- Team chemistry - General Manager (HR – Human Resources, & Howie Roseman :) ) picked the players for the Team. He made sure they not only fit in the role, but they would be people that would get along well with others. Chemistry was amazing between Everyone.
The players believed in themselves and in each other; all the Team Members Got along great on and off the field, with everyone looking out for each other.
- Instead of doing it just for themselves and their project, they were all focused on becoming successful for their fans.
- Instead of the injured players ignoring or harming their replacements, they did everything they could to help them be successful in their place.
- to keep you or a project successful along the way, you need "a purpose," that is, a reason to go right past any obstacles that may come into your path during the project term. Their purpose: to win it for "their brother team-members," and the city, who had never won a Super Bowl.
- They gave the customers (fans) what they wanted – the fans knew you worked hard and cared about the product.

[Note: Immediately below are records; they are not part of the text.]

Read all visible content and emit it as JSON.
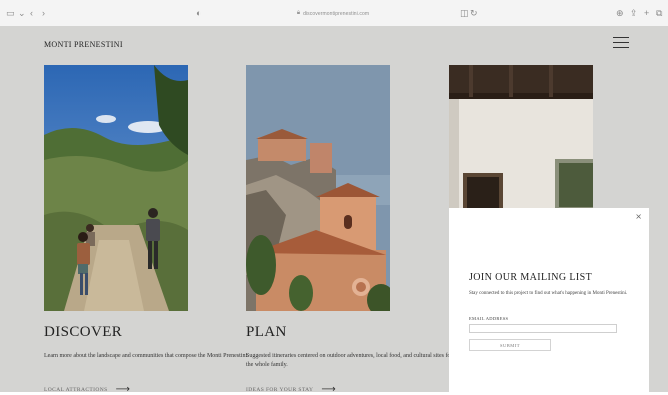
{
  "browser": {
    "url": "discovermontiprenestini.com",
    "icons": [
      "sidebar-icon",
      "back-icon",
      "forward-icon",
      "shield-icon",
      "reload-icon",
      "download-icon",
      "share-icon",
      "add-tab-icon",
      "tabs-icon"
    ]
  },
  "site": {
    "logo": "MONTI PRENESTINI"
  },
  "cards": [
    {
      "title": "DISCOVER",
      "description": "Learn more about the landscape and communities that compose the Monti Prenestini.",
      "link": "LOCAL ATTRACTIONS"
    },
    {
      "title": "PLAN",
      "description": "Suggested itineraries centered on outdoor adventures, local food, and cultural sites for the whole family.",
      "link": "IDEAS FOR YOUR STAY"
    },
    {
      "title": "",
      "description": "",
      "link": ""
    }
  ],
  "popup": {
    "close": "×",
    "title": "JOIN OUR MAILING LIST",
    "description": "Stay connected to this project to find out what's happening in Monti Prenestini.",
    "email_label": "EMAIL ADDRESS",
    "email_value": "",
    "submit_label": "SUBMIT"
  },
  "colors": {
    "page_background": "#d4d4d2",
    "popup_background": "#ffffff",
    "text": "#222222"
  }
}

A major problem that often occurs when you are dealing with any type of organization, especially ones in the arts and entertainment world – and sports, is entertainment: ego problems.
A funny sidelight of this, because none of the players expected to be treated as a star, none of them were concerned about the focus and attention being on "me", "me," "me", they each will end up becoming a legend.
They did it for themselves as a team, doing everything they could to help each other, both on a team and personal level. If the offense had a bad day, the defense or the special teams helped the other, and vice versa.
-Too many coaches don't play to win, they play "not to lose." That is, they are afraid to take risks. Remember the saying, "no risk, no gain?!" In actuality, it's like you learn in the game of chess: the best defense, is a great offense.
The coach didn't believe in "playing it safe," he took chances, for example, going forward on 4th down with 2 yards to go in his own territory. He could kick it away and play it safe but then it's handling the ball over to the other quarterback.
Instead, if he believes it makes sense to go for it, makes it, and keep the other team on the defensive. Let's face a fact if the other team has the ball, they have a chance to score. In another other words, yes, be cautious, but no, don't be paranoid...
And it all started at the top, with an owner who cared as much about all the people in his organization and wanted to win as much as he needed to run a successful business. He showed they can coexist. And it was won because they were lovable group of supposedly "unqualified members", who overcame adversity, becoming all that they could be, as an equal member of a team. And the number 1 effect of winning the Super Bowl, it united many millions of people – people of all religions, races, political parties, genders – that is, it brought everyone together...
"Our aim is to help guide you, protect you, and to answer any and all of your questions regarding the Creative, Business and Legal sides of the Music Business, in plain, easy-to-understand "People-Talk". No matter what style of Music, no matter what you do, no matter what stage of your career - we're here for you! Let us help you save wasted time and money..."
David J. Spangenberg
Music Business Career Guidance,
Music Legal & Contract Specialist
E-mail David at: Pooch@professorpooch.com